The original tile floors were sort of gray and powder blue. When we laid the tile in the entry, we did the kitchen and guest bathroom too. That was a big DIY project, but so worth it when we finished! We only wish we’d done it sooner.
By the way, all the lights, ceiling fans, hardware, and cabinets we removed from our home were donated to the Habitat for Humanity ReStore and we used Freecycle to find new homes for leftover building materials like bricks, tile, and lumber so they wouldn’t end up in a landfill. We feel strongly about recycling everything we can, especially when the City of Austin makes it so easy!
We turned this small bedroom into our home office. You can see we did stained concrete floors in here too. The most extensive change in this room (documented in a previous blog post) actually occurred in the closet, which became my mini office.
Stained concrete floors, fresh paint, and an industrial-looking ceiling fan complete the transformation in our tiny but inviting guest room.
I know what you’re thinking. “It really doesn’t get much classier than that beach-y shower curtain. Why on earth would she possibly take it down?!” Well, sadly, the previous owner took it with him when he moved which totally compromised the whole beach theme that was going on in there. So, I was essentially forced to go in a different design direction.
I think we removed 3 layers of wallpaper in the guest bathroom by the time it was all said and done. We found a modern vanity light to replace the Hollywood one, did a little painting, and installed a crescent rod to make more elbow room in the small shower.
The master bedroom posed another challenging design dilemma because mirrored sliding closet doors (trimmed in brass, no less!) comprised one entire wall. Fancy! We took them down and ended up selling them in our garage sale (to a neighbor who had the same closet doors in his bedroom and wanted a matching set for the opposite wall…I bet his wife was just thrilled when he brought them home!). The room took on a much different vibe as soon as these gems were replaced with contemporary sliding doors and the walls were painted a rich honey-brown color (Sand 5 in the Laura Ashley collection by Valspar).

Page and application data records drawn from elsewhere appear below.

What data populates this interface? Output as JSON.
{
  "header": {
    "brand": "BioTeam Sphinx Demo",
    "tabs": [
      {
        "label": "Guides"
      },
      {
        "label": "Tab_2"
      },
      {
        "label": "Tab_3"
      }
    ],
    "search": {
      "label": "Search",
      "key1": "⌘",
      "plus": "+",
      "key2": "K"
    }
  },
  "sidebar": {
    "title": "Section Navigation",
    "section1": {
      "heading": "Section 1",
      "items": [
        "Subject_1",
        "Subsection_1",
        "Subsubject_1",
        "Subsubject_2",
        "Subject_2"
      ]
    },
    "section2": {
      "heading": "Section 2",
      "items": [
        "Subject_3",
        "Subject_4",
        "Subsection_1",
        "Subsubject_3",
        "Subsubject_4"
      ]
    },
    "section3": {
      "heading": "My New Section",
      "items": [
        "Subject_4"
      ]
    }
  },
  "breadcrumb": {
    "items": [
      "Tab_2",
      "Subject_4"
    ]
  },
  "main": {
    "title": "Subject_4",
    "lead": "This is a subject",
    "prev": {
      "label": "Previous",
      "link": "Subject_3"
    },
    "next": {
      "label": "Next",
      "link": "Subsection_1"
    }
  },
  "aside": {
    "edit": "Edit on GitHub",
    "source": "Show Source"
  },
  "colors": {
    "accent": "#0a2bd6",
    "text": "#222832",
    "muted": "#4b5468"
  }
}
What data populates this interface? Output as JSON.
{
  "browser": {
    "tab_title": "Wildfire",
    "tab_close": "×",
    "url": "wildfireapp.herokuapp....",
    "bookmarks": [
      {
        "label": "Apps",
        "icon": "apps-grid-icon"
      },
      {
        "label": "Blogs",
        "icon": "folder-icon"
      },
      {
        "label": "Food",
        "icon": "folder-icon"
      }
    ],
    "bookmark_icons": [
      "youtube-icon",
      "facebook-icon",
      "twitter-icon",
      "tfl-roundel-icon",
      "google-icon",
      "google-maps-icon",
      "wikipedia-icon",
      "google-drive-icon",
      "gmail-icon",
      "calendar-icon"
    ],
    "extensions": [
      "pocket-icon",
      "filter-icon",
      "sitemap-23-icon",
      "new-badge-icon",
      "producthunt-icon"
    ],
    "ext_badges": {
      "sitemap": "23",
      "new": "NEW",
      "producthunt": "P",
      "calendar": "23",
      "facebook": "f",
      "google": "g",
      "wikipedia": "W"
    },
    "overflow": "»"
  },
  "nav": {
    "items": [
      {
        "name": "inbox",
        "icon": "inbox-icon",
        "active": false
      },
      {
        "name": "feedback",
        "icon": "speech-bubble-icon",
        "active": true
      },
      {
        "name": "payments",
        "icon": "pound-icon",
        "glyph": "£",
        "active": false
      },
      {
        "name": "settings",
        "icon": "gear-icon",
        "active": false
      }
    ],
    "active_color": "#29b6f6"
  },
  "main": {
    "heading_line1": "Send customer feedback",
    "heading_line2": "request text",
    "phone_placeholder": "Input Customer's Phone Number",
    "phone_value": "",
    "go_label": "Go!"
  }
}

Here’s another view of the master bedroom, standing at the closet looking back toward the door to the living room. To the left of the armoire are a set of doors that open onto the covered patio.
A previous owner custom made the built-in bookshelves, so that was one nice feature we inherited with the house. The double doors to the right separate the bedroom from the master bath.
In a previous blog post, I wrote all about our original master bathroom makeover and then how we later staged the space before we put our home on the market.
After we removed the wallpaper, we initially painted the walls teal in an effort to create a peaceful, spa-like retreat. Personally, we loved the color but knew we needed to take it down a notch in order to appeal to potential homebuyers, so we redecorated the bathroom in a neutral color scheme right before we listed the house for sale.
In all honesty, the backyard was the real reason we bought this house in the first place! It had a great covered deck and lots room for Denver to run around like a wild banshee. In the spring and summer we spent most of our free time outside working in the yard, playing with Denver, and eating meals alfresco on the patio. Over time we added more and more native and tropical plants to the landscaping, and a couple years ago we even planted a small organic herb and vegetable garden in the backyard.
This house was our oasis and, needless to say, when it came time to sell our beloved “Chaz Schraz” it was difficult to leave it all behind. But, when we look back, we’re reminded of all we accomplished there. I just hope the new owner loves that little house as much as we did.